We live in such a bizarro world that such a statement is now considered absolutely taboo to express. That was probably the reason why when the father of Ahmaud Arbery, following the jury verdicts in his son's murder, stated "all lives matter" with Al Sharpton hovering over his shoulder as witness, it had to be quickly dealt with. And the way Newsweek handled the "heresy" of Marcus Arbery was to absurdly claim that we really didn't hear him say what we plainly heard him say.
On Wednesday, Newsweek reporter Khalida Rahman tried to rewrite history by proclaiming that "No, Ahmaud Arbery's Father Did Not Say 'All Lives Matter'."
Outside a Georgia courthouse on Wednesday, the father of Ahmaud Arbery spoke to the press after three men were convicted of murdering his son.
Some outlets and reporters have misquoted Marcus Arbery Sr., however, suggesting he used a controversial slogan that is associated with criticism of the Black Lives Matter movement.

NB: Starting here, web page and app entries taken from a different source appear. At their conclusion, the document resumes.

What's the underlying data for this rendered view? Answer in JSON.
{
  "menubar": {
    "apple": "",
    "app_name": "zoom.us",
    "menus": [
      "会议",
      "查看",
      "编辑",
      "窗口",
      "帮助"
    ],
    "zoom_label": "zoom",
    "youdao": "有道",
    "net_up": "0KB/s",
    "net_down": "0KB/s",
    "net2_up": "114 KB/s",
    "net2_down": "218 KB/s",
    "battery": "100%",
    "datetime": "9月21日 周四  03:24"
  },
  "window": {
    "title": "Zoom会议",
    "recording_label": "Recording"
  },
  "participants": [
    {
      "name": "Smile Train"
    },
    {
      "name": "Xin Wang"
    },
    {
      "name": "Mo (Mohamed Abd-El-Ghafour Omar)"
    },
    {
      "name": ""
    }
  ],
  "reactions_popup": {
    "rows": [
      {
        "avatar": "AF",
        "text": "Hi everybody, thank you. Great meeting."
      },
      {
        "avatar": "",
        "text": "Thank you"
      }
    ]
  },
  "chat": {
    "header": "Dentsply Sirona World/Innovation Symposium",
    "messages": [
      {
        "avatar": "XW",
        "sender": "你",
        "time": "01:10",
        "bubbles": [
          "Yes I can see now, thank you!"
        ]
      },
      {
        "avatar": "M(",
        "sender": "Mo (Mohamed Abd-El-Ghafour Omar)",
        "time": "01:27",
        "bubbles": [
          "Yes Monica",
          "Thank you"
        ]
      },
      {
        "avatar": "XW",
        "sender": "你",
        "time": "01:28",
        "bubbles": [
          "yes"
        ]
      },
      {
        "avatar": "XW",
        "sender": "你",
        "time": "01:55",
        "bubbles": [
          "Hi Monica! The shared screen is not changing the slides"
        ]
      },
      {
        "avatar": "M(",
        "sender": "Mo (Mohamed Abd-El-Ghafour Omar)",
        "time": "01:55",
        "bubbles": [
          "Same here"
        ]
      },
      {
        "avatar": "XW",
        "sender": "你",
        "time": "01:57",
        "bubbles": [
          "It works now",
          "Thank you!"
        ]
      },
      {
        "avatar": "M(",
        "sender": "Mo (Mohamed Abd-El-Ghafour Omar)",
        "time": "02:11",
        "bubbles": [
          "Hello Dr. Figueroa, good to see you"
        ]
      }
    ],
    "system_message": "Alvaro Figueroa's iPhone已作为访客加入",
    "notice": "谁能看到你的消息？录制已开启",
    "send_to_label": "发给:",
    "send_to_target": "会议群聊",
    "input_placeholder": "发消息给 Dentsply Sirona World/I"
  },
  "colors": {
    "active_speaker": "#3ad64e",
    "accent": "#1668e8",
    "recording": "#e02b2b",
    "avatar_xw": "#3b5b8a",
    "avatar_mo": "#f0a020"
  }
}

Several tweets claiming that Arbery had said "all lives matter" went viral.
What he actually said was "all life matter" as he spoke about not wanting another family to lose a child the way he had lost his son.
"All life matter?" Besides not being grammatically correct (it should be "All life matters") it is also a distinction without a difference. However, the people who claimed to have heard Marcus Arbery say "all lives matter" were correct despite the desperately absurd explanation from Rahman. Even on the Newsweek YouTube video of Marcus Arbery speaking they made sure to use the text "all life matters" (which is grammatically correct but contrary to the Newsweek article version) when he was actually saying "all lives matter."
However, this ridiculous rewrite of history is not limited to Newsweek. It turn out that YouTube is complicit as well. When you click the "Open Transcript" for this video, at the 1:03 mark they have Arbery saying "for real old mountain hold on." Nothing even close to resembling "all lives matter" appears. Similarly, other YouTube videos of Marcus Arbery saying "all lives matter" where a transcript is available either has word jumbles as on the Newsweek video or just skips that section altogether in their transcripts.
Since the transcripts are AI generated, it must have taken human intervention to send "all lives matter" down the YouTube transcript memory hole. This begs the question that if YouTube intervened on altering the statement of Marcus Arbery's statement, how many other transcripts have also been altered when presented with inconvenient statements that counter the approved narrative?